In the realm of plant problems, roses are best known for falling prey to aphids and various fungal diseases. Less common but equally problematic is damage caused by chewing insects. When holes appear in rose leaves, as opposed to the wholesale chomping caused by deer damage, a gardener may suspect one of two likely culprits.
The most common rose-munching insect in our area is the “rose slug”, a lime-green worm (larva) which can be found on the undersides of rose leaves in spring and summer. The damage it causes begins as a delicate “skeletonizing” of leaves, in which small holes appear between the veins, giving a perforated, lacy appearance.

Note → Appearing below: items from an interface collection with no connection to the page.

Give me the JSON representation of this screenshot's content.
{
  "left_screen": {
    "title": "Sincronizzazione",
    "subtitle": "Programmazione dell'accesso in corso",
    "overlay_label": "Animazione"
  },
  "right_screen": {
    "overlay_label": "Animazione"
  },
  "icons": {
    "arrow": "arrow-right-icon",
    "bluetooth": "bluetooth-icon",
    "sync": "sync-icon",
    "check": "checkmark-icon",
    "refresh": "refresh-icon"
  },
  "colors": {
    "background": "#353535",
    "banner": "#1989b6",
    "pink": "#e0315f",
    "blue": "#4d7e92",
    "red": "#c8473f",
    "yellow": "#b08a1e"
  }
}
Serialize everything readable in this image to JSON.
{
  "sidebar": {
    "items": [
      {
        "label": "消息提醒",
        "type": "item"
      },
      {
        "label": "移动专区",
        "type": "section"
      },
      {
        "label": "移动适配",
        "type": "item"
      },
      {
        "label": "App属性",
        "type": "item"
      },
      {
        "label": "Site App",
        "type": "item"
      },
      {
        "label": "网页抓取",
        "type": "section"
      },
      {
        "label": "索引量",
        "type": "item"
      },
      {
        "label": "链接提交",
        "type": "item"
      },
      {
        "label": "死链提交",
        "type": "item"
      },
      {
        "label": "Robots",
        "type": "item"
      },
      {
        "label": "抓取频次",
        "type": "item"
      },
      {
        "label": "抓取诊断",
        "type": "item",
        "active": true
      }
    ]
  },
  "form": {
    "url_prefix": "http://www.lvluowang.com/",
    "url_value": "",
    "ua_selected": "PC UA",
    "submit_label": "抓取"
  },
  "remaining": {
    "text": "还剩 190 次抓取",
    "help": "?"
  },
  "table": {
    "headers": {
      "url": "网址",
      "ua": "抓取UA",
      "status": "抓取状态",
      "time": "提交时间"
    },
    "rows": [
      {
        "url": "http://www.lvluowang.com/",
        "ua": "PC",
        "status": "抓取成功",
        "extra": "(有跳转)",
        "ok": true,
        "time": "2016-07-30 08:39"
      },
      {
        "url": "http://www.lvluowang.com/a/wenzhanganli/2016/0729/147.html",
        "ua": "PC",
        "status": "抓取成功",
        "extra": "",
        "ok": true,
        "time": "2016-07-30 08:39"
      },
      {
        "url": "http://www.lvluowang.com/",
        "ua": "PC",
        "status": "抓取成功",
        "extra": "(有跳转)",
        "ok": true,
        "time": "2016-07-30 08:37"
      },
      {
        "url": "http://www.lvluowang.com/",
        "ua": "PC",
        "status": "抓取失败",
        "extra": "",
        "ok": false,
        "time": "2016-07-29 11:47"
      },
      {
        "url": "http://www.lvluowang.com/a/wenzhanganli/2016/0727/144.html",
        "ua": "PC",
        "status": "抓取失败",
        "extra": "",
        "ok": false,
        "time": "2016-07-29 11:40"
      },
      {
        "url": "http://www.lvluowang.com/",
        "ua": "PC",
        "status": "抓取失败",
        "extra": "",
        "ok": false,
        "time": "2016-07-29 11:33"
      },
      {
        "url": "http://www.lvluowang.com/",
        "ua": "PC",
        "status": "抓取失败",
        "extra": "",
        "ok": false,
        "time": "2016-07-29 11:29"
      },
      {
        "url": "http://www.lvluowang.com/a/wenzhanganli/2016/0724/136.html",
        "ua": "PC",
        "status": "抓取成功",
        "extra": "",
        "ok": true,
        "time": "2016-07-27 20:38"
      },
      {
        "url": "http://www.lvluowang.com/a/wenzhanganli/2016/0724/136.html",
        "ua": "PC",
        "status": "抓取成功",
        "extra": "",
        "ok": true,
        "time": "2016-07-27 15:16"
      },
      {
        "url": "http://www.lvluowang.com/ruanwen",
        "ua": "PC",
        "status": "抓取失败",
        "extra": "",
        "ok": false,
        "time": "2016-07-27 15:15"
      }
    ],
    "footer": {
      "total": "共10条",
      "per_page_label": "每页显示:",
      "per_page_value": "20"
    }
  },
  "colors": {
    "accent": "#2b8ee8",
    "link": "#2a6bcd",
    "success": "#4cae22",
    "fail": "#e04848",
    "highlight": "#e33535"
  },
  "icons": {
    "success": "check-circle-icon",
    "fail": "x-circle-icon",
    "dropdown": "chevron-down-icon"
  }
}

As the insect grows to its full, 3/4″ length, the damage progresses to more indiscriminate consumption. Finally, the creature pupates in the ground and emerges as a wasplike, flying adult, ready to start a new generation. There are several generations each year.
The adults are referred to as sawflies, due to the serrated appendage on the female’s abdomen, which she uses in egg-laying. They are not easy to recognize and impractical to trap, so treatment involves dealing with the larvae directly. Recommended rose slug eradication measures include hand-picking and pyrethrin spray. Because the pest is not “lepidopterous” (i.e.a moth or butterfly), Bt. caterpillar sprays will not work.
Holes in rose leaves can also be caused by other agents. Neat, round holes about 3/8″ across may appear singly or in groups, with the damage always starting at the leaf edge. These are caused by female leaf-cutting bees, which resemble honeybees, except that they store pollen on the underside of the abdomen instead of in “pollen baskets” on the legs. They often nest in natural hollows in wood or underground cracks, and line their nests with the cut pieces as a food source for their young.
There is no practical way of dealing with this bee damage, other than encasing the entire plant in fine netting, so focus instead on the charming industry of the mother bee, and how the damage to your rose bush pales in comparison. However, leaf-cutting bees occasionally burrow into the cut ends of rose canes to nest, causing the attached shoots to wilt and die. Any canes so affected should be cut well below the wilting and disposed of. You can prevent this damage by applying Elmer’s or similar glue to the cut ends of the canes.